RICHARD COBDEN, M.P., WAS ADMITTED BURGESS OF DUNDEE AS A TESTIMONY OF THE RESPECT OF THE MAGISTRATES AND COUNCIL FOR HIM AS A SINCERE AND ZEALOUS ADVOCATE OF THE PRINCIPLES OF FREE TRADE, AND FOR HIS UNWEARIED EXERTIONS, BOTH IN AND OUT OF PARLIAMENT, TO DO AWAY THE RESTRICTIONS WHICH AT PRESENT AFFECT THE COMMERCE OF THESE KINGDOMS.
RICHARD COBDEN, whose name will ever be associated with the establishment of Free Trade principles in this kingdom, was born at Dunford, Midhurst, Sussex, on 3rd June, 1804. His ancestors had lived in that locality for many generations, one of them, ADAM DE COPPEDONE, having been returned as member of Parliament for Chichester in 1313. Before his birth, however, the family had fallen into poor circumstances, and on the death of his grandfather in 1809, the estate of Dunford was sold, and his father removed to a small farm in the neighbourhood. Here the father struggled for some time to support his large family, but at length was ruined by the stagnation that ensued after the cessation of the war; and the children were cast upon the care of their relations. RICHARD COBDEN was sent to a Yorkshire school, where he was educated at the expense of an uncle, and when fifteen years of age he was taken into the London warehouse of that relative, where he was employed first as a clerk and afterwards as a traveller.
The firm in which he was engaged succumbed during the commercial crisis of 1825 26, and young COBDEN was thrown out of employment. In 1828 he began selling goods on commission, and was soon in a prosperous condition. The repeal of the excise duty on printed calicoes in 1831 induced him to enter into business as a calico printer, and, in company with several partners, he established a factory at Sabden, in Lancashire, and thus laid the foundation of a prosperous concern. The extension of his business caused him to travel frequently on the Continent, and he learned from actual contact with the world that knowledge of affairs which others obtain imperfectly from literature. His first important pamphlet appeared in 1835, and was entitled "England, Ireland, and America." In this work he openly advocated the repeal of the Corn Laws as the first necessity for the welfare of the nation; and from this time forward he spared no effort to bring about that result.
In 1836 an Anti Corn Law League was formed in London, and two years afterwards a similar institution was founded in Manchester, and of the latter Mr COBDEN became the moving spirit. Of the dauntless struggles of these agitators, with RICHARD COBDEN and JOHN BRIGHT at their head, it is unnecessary to speak in detail. It is sufficient to state that SIR ROBERT PEEL, who had been the most determined opponent of their theories, at last frankly announced his conversion, and in 1846 granted that free trade in corn which he had formerly characterized as a fanatical delusion. It is worthy of notice that the Town Council of Dundee had recognized and officially acknowledged the value of Mr COBDEN'S services three years before this time.

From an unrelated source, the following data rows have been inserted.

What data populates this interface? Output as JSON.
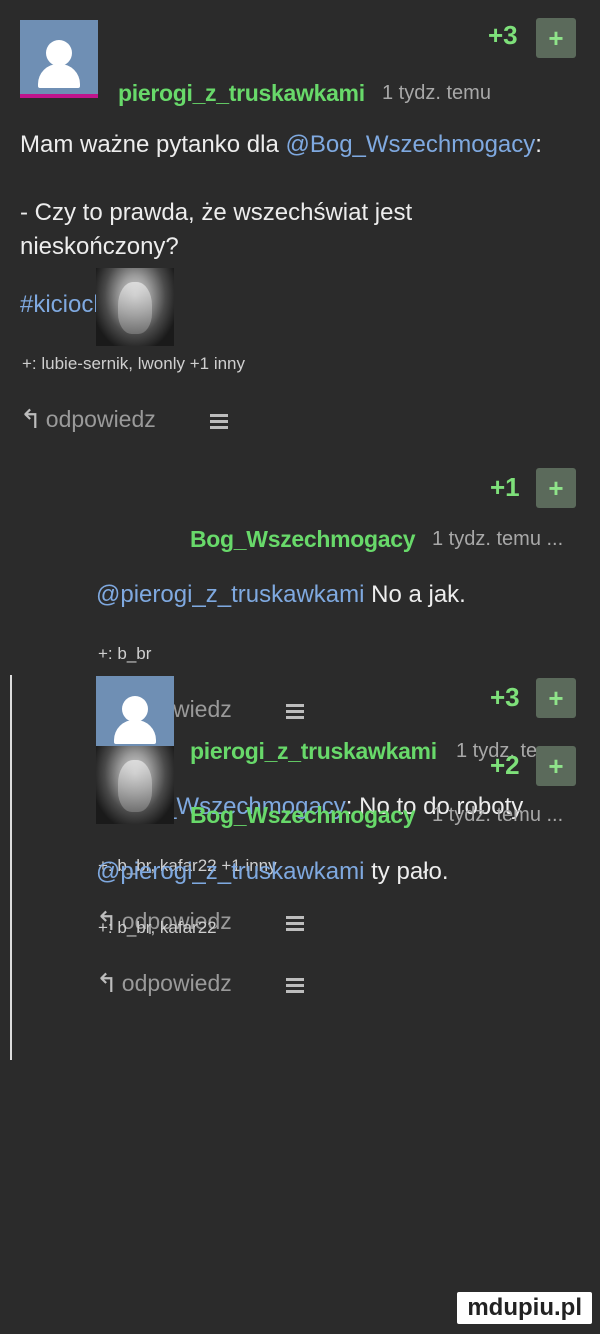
{
  "comments": [
    {
      "author": "pierogi_z_truskawkami",
      "time": "1 tydz. temu",
      "votes": "+3",
      "plus": "+",
      "text_intro": "Mam ważne pytanko dla ",
      "mention": "@Bog_Wszechmogacy",
      "text_colon": ":",
      "question_line1": "- Czy to prawda, że wszechświat jest",
      "question_line2": "nieskończony?",
      "hashtag": "#kiciochpyta",
      "likes": "+: lubie-sernik, lwonly +1 inny",
      "reply": "odpowiedz"
    },
    {
      "author": "Bog_Wszechmogacy",
      "time": "1 tydz. temu ...",
      "votes": "+1",
      "plus": "+",
      "mention": "@pierogi_z_truskawkami",
      "text": " No a jak.",
      "likes": "+: b_br",
      "reply": "odpowiedz"
    },
    {
      "author": "pierogi_z_truskawkami",
      "time": "1 tydz. te...",
      "votes": "+3",
      "plus": "+",
      "mention": "@Bog_Wszechmogacy",
      "text": ": No to do roboty",
      "likes": "+: b_br, kafar22 +1 inny",
      "reply": "odpowiedz"
    },
    {
      "author": "Bog_Wszechmogacy",
      "time": "1 tydz. temu ...",
      "votes": "+2",
      "plus": "+",
      "mention": "@pierogi_z_truskawkami",
      "text": " ty pało.",
      "likes": "+: b_br, kafar22",
      "reply": "odpowiedz"
    }
  ],
  "watermark": "mdupiu.pl",
  "icons": {
    "reply": "reply-arrow-icon",
    "menu": "menu-lines-icon",
    "avatar_default": "default-avatar-icon",
    "avatar_bog": "bearded-man-avatar"
  },
  "colors": {
    "author": "#68d96a",
    "mention": "#7fa9e0",
    "vote": "#7ee07a",
    "background": "#2b2b2b"
  }
}
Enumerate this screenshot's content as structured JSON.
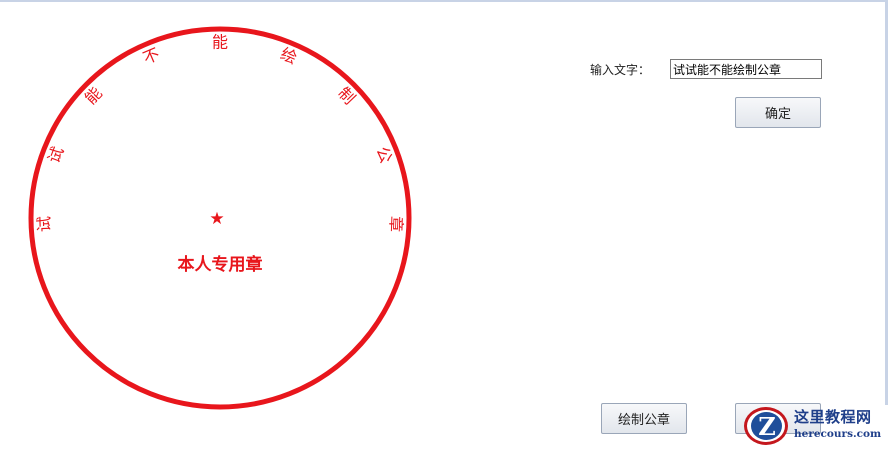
{
  "seal": {
    "ring_chars": [
      "试",
      "试",
      "能",
      "不",
      "能",
      "绘",
      "制",
      "公",
      "章"
    ],
    "star_glyph": "★",
    "center_text": "本人专用章",
    "color": "#e8161c"
  },
  "form": {
    "input_label": "输入文字：",
    "input_value": "试试能不能绘制公章",
    "confirm_label": "确定",
    "draw_label": "绘制公章",
    "partial_button_label": ""
  },
  "watermark": {
    "logo_letter": "Z",
    "cn_text": "这里教程网",
    "en_text": "herecours.com",
    "colors": {
      "red": "#c4171d",
      "blue": "#1f4e9a"
    }
  }
}
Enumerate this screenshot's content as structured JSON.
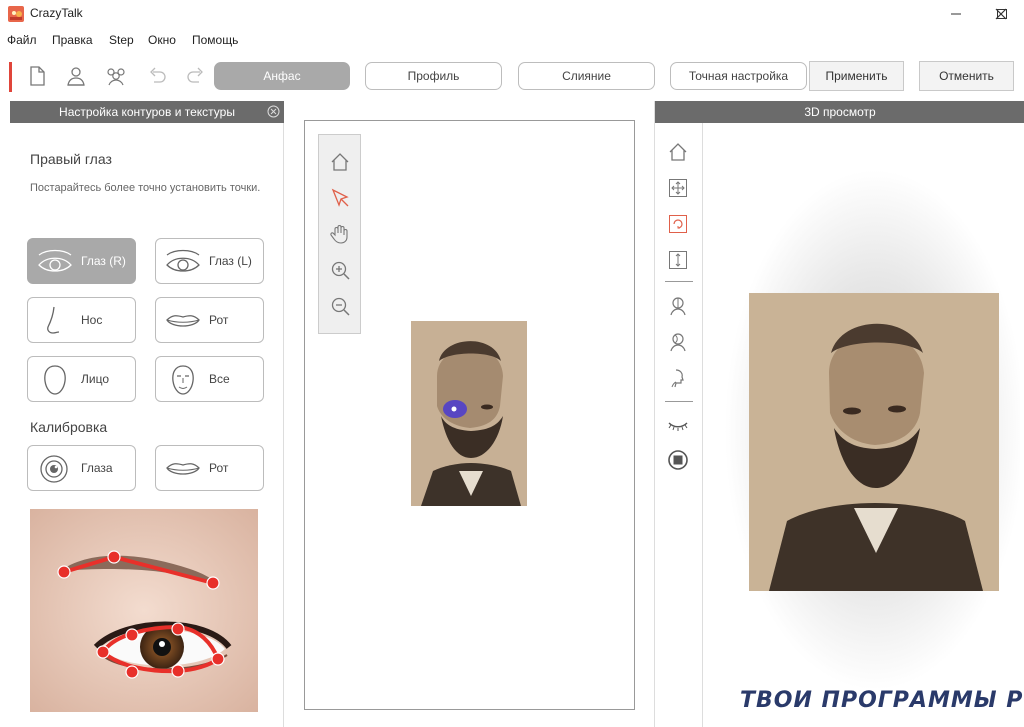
{
  "window": {
    "title": "CrazyTalk"
  },
  "menu": [
    "Файл",
    "Правка",
    "Step",
    "Окно",
    "Помощь"
  ],
  "toolbar": {
    "icons": [
      "new-file-icon",
      "single-profile-icon",
      "group-profile-icon",
      "undo-icon",
      "redo-icon"
    ],
    "tabs": [
      {
        "label": "Анфас",
        "active": true
      },
      {
        "label": "Профиль",
        "active": false
      },
      {
        "label": "Слияние",
        "active": false
      },
      {
        "label": "Точная настройка",
        "active": false
      }
    ],
    "apply_label": "Применить",
    "cancel_label": "Отменить",
    "accent_color": "#e0453a"
  },
  "left_panel": {
    "header": "Настройка контуров и текстуры",
    "section_title": "Правый глаз",
    "hint": "Постарайтесь более точно установить точки.",
    "features": [
      {
        "label": "Глаз (R)",
        "icon": "eye-right-icon",
        "active": true
      },
      {
        "label": "Глаз (L)",
        "icon": "eye-left-icon",
        "active": false
      },
      {
        "label": "Нос",
        "icon": "nose-icon",
        "active": false
      },
      {
        "label": "Рот",
        "icon": "mouth-icon",
        "active": false
      },
      {
        "label": "Лицо",
        "icon": "face-outline-icon",
        "active": false
      },
      {
        "label": "Все",
        "icon": "face-all-icon",
        "active": false
      }
    ],
    "calibration_title": "Калибровка",
    "calibration": [
      {
        "label": "Глаза",
        "icon": "eye-calibration-icon"
      },
      {
        "label": "Рот",
        "icon": "mouth-calibration-icon"
      }
    ]
  },
  "center": {
    "tools": [
      "home-icon",
      "select-arrow-icon",
      "hand-pan-icon",
      "zoom-in-icon",
      "zoom-out-icon"
    ]
  },
  "right_panel": {
    "header": "3D просмотр",
    "tools": [
      "home-icon",
      "move-icon",
      "rotate-icon",
      "vertical-move-icon",
      "face-front-icon",
      "face-angle-icon",
      "face-side-icon",
      "eyelash-icon",
      "reset-icon"
    ]
  },
  "watermark": "ТВОИ ПРОГРАММЫ РУ"
}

Mr COBDEN entered Parliament as member for Stockport in 1841, and in 1847 he was simultaneously elected by that constituency and by the much more important one of the West Riding of Yorkshire, which latter he chose to represent. Throughout his public career he had advocated non intervention in foreign politics, and he made a bold but unpopular stand against the Crimean War. His attitude on this question, and on the similar one relating to the Chinese imbroglio of 1857, had altered the feelings of his constituents towards him, and he not only lost his seat, but was unsuccessful in two subsequent attempts to obtain the suffrages of the electors in smaller constituencies. It was not until 1859 that he again found a seat in the House of Commons as member for Rochdale, which position he held until his death. His principal work in this last Parliament in which he sat was the completion of a Commercial Treaty with France, and the abolition of the Passport System which prevented free intercourse betwixt France and this nation. On 2nd April, 1865, he expired in his house at London, having reached his sixty first year.